- I have several vinyl 78s in my collection. They can't, of course, be played on any of my vintage wind up gramophones because the steel needle and the heavy sound box would ruin them. DieSwartzPunkt (talk) 19:07, 16 July 2012 (UTC)
Who deleted record player
I don' know about you, but I called it a "record player" or a "turntable". It a record that you put on you record player or a turntable, so that it plays sound. No one called it phonogragh any more. I'm just saying make a differet article, OK. hul3124 comment added by 22.214.171.124
- No need for a new article, record player works. The problem with turntable is that it has other meanings. --Redrose64 (talk) 20:07, 10 April 2012 (UTC)
Choice of words
"While other inventors had produced devices that could record sounds, Edison's phonograph was the first to be able to reproduce the recorded sound." - so how did people know if the sound was recorded unless it played back. Obviously preceding inventions could also reproduce sound, right? — Preceding unsigned comment added by 126.96.36.199 (talk) 05:52, 20 June 2013 (UTC)
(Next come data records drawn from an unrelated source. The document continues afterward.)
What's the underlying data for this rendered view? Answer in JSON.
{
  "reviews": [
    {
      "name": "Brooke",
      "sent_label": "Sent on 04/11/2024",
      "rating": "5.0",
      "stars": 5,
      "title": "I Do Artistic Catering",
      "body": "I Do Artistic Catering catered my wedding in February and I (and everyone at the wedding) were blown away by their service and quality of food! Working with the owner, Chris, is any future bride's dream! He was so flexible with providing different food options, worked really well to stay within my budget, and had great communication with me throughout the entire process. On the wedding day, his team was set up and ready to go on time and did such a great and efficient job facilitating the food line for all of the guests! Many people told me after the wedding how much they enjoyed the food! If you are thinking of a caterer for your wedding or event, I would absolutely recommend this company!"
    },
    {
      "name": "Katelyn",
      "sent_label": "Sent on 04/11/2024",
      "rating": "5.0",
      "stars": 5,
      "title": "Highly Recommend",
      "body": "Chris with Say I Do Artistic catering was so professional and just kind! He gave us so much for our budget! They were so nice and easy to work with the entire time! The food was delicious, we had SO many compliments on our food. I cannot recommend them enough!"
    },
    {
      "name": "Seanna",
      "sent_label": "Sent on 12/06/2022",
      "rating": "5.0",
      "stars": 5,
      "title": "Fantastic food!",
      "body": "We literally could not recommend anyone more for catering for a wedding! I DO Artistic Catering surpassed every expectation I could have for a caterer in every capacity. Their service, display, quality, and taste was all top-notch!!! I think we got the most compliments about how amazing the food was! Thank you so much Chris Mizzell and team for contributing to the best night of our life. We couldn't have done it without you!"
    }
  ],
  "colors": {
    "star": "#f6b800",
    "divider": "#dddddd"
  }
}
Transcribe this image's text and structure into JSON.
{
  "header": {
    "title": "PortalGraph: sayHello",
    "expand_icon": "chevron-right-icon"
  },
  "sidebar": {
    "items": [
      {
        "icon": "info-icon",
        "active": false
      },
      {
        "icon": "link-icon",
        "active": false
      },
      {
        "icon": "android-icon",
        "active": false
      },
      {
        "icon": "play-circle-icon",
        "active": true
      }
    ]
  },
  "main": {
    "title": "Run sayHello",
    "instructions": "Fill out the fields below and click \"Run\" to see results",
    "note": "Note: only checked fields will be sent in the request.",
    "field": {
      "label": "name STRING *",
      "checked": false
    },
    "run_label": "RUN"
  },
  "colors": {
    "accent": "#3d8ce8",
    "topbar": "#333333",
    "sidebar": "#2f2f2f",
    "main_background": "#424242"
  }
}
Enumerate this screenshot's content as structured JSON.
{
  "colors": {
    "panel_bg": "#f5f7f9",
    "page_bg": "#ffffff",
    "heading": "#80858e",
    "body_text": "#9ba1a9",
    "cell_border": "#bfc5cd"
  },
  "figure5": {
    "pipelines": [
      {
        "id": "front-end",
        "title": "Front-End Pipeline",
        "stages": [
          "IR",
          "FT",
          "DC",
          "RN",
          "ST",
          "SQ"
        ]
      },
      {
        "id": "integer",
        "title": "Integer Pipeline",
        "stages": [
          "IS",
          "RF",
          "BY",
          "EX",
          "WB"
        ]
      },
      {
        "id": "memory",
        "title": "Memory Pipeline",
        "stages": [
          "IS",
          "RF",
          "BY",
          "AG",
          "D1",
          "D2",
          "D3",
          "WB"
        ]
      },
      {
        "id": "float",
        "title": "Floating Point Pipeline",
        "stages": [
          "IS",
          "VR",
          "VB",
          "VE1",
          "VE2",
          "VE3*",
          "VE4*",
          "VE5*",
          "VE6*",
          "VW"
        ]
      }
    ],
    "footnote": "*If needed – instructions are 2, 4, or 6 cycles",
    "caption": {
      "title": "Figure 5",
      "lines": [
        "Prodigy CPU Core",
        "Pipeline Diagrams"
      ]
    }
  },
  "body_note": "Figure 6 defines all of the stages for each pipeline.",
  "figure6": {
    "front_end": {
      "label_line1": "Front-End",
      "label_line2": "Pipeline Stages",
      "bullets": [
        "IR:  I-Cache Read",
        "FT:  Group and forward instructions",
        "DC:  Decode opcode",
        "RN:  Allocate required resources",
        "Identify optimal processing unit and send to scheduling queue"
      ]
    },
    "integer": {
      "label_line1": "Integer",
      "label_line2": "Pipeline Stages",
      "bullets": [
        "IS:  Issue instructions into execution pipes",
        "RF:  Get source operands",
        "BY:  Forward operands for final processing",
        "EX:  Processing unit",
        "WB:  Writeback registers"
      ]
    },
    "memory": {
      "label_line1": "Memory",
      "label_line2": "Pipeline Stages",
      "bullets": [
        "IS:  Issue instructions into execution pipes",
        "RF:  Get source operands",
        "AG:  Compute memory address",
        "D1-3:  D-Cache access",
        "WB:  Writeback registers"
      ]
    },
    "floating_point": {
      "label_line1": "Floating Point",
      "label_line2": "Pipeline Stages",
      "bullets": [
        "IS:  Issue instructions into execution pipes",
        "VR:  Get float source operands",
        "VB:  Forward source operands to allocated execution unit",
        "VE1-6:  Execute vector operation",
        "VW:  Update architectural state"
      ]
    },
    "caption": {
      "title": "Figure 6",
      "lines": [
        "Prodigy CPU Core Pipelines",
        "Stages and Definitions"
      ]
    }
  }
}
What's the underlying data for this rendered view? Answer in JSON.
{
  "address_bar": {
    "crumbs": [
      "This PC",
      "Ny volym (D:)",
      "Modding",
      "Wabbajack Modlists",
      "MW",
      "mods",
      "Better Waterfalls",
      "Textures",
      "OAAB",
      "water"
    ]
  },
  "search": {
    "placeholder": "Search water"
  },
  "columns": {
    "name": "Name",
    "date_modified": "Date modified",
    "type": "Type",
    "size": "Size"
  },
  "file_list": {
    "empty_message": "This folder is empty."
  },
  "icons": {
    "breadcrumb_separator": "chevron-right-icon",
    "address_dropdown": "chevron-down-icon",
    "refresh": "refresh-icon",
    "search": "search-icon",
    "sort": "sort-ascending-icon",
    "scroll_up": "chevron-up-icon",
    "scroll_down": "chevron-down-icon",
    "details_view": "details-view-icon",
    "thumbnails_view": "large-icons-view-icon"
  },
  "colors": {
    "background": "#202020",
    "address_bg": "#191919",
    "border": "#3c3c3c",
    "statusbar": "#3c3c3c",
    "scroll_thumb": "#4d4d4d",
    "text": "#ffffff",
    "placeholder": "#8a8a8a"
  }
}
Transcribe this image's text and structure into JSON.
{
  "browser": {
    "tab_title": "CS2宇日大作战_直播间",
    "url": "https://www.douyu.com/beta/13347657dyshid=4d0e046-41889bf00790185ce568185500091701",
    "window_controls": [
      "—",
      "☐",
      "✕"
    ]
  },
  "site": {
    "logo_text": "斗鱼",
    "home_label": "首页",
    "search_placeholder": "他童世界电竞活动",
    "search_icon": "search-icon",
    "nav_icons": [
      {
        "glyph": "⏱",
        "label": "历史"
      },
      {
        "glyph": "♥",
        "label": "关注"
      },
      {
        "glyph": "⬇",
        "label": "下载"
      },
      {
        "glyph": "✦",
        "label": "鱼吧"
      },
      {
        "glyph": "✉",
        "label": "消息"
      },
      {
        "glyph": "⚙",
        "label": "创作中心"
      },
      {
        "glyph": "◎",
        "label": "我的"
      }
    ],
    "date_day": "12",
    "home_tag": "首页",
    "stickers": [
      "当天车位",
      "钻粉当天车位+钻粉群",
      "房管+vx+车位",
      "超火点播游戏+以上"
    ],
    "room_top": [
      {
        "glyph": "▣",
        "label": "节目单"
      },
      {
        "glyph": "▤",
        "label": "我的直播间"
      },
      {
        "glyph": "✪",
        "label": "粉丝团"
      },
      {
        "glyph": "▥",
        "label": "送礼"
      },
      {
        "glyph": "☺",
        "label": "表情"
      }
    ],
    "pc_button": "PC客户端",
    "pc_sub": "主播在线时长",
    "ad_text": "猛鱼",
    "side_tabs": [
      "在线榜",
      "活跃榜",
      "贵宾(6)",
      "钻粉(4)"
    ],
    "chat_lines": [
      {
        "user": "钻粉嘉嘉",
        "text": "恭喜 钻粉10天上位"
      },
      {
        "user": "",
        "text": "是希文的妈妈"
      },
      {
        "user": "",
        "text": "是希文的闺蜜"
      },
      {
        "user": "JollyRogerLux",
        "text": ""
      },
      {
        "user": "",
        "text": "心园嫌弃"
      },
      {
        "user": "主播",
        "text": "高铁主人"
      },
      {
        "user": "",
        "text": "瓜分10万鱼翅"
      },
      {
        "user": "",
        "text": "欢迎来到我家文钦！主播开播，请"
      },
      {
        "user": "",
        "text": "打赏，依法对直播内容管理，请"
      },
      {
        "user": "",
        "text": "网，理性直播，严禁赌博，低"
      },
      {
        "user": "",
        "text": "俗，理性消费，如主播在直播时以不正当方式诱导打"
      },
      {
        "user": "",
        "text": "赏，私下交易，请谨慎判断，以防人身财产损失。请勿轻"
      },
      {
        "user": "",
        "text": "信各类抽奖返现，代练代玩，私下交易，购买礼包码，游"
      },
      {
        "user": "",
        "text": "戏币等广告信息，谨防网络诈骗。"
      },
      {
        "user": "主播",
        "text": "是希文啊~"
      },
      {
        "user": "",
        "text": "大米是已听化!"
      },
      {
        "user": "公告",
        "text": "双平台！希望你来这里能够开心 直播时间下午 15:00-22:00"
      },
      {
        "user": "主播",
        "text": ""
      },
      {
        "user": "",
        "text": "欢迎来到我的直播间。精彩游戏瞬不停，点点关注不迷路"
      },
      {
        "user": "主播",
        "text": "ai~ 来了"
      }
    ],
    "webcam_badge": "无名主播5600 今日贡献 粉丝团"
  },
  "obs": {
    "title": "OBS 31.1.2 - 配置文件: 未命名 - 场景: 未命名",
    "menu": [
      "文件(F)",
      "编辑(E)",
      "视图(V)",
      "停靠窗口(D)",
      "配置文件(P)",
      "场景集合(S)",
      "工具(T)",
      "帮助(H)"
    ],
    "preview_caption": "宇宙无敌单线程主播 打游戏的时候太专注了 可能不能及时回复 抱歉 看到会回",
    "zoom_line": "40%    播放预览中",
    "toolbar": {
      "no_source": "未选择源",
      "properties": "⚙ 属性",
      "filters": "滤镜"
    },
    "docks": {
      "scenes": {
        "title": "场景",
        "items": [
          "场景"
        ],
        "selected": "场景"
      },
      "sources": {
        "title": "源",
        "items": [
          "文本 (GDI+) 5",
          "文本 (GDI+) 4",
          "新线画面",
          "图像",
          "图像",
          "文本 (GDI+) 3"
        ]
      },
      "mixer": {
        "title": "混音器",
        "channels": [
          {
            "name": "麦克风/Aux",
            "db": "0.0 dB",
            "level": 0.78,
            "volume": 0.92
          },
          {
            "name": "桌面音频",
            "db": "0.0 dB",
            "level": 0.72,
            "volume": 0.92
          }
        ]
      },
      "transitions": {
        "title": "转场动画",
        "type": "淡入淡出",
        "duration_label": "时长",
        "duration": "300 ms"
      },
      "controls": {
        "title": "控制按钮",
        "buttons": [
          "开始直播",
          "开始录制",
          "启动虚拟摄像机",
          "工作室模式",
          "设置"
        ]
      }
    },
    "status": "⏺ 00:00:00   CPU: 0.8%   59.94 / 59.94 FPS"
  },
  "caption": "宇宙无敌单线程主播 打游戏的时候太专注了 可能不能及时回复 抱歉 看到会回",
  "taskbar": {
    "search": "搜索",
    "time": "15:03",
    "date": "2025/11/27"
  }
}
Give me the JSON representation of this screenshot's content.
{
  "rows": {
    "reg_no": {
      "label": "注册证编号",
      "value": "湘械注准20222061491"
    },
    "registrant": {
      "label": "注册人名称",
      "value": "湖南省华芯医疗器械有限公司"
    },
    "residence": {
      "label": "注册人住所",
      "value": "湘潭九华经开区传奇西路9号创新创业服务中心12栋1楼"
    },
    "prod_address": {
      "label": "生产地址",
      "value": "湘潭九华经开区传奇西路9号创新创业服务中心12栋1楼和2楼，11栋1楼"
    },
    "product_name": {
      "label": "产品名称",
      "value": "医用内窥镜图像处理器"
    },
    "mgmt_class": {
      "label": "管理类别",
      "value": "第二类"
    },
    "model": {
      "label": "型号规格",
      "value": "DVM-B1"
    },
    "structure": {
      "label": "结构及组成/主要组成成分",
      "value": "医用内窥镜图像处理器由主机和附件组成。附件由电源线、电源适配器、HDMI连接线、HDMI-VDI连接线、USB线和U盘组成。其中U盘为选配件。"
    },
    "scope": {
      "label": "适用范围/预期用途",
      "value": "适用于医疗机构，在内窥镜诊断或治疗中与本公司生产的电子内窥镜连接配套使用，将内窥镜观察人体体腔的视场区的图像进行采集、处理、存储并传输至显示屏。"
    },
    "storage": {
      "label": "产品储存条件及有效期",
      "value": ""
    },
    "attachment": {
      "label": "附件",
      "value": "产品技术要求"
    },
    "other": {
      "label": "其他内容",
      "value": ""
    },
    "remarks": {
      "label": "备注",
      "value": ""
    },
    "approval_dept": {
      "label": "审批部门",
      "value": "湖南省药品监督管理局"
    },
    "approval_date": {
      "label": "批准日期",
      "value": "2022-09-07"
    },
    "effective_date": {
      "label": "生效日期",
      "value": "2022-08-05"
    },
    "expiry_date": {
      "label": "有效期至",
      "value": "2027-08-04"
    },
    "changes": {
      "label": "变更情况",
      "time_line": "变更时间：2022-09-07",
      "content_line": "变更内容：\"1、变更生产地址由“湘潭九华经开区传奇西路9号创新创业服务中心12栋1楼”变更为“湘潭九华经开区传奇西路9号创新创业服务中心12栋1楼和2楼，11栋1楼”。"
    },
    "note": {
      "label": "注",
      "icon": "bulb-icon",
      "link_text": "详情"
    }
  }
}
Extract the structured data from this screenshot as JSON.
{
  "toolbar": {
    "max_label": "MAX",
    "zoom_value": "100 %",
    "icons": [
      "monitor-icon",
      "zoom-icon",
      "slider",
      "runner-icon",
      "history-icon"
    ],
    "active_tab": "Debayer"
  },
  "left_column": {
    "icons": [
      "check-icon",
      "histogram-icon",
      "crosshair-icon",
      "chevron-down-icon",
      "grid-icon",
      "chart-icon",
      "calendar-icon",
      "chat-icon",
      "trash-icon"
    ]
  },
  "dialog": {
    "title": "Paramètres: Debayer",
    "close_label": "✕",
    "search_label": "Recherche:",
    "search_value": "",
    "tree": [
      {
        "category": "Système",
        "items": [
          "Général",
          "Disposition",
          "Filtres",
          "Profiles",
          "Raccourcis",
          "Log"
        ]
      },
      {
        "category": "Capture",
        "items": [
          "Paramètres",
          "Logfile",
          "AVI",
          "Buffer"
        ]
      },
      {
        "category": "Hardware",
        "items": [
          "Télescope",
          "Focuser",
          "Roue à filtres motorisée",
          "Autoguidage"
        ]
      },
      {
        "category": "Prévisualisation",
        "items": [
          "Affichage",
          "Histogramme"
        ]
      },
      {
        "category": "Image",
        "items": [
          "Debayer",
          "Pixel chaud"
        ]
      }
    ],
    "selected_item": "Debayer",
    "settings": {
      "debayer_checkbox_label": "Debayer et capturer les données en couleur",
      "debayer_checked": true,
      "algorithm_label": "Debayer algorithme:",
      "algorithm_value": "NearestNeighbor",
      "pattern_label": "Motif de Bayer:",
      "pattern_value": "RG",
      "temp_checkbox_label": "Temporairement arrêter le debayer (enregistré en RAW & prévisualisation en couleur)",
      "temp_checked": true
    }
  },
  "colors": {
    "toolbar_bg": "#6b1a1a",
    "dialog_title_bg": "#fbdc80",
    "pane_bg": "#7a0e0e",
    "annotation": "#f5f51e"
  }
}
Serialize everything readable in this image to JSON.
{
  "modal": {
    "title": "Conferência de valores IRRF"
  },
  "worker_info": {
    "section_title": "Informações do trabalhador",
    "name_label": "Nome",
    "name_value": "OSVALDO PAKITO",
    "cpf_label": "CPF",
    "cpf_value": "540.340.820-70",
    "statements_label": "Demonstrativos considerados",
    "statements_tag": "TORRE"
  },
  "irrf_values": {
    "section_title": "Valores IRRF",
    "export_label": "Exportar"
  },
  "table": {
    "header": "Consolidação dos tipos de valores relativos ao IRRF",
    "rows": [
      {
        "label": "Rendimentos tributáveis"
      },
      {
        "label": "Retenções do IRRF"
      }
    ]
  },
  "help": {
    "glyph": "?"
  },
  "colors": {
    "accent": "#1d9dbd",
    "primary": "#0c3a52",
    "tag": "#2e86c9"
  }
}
- Previous machines, although they recorded sound, were never intended to play that sound back. The machines were invariably constructed in order to investigate the properties and nature of sound. 188.8.131.52 (talk) 18:06, 31 August 2013 (UTC)
Lenco - wet play
Vinyls have been played liquid-greased, too. Trademark Lenco sold slim cylindric plastics bottles, containing about 150 ml clear liquid (I think iso-propanol, water, antistatics) brushed on in a thin layer by a second lever, before & during play on the groove and drying soon. Starting about 1975 or 1980 --Helium4 (talk) 12:44, 27 April 2014 (UTC)
a couple of us were looking for information on how the sound was reproduced. This article is the perfect place for such info but way too much time is spent on the recording mechanism and not enough on the replay mechanism. We're still in the dark. Pun intended. 184.108.40.206 (talk) 18:32, 29 July 2014 (UTC)
- Perhaps the current rev of the opening paragraph now makes that a bit clearer right off the bat, at the cost of being considerably longer. But the reader still has to be willing to click on a link or two or three if the nature of sound is not already well-understood, or an audio waveform is not easily visualized, etc. AVarchaeologist (talk) 08:32, 13 August 2014 (UTC)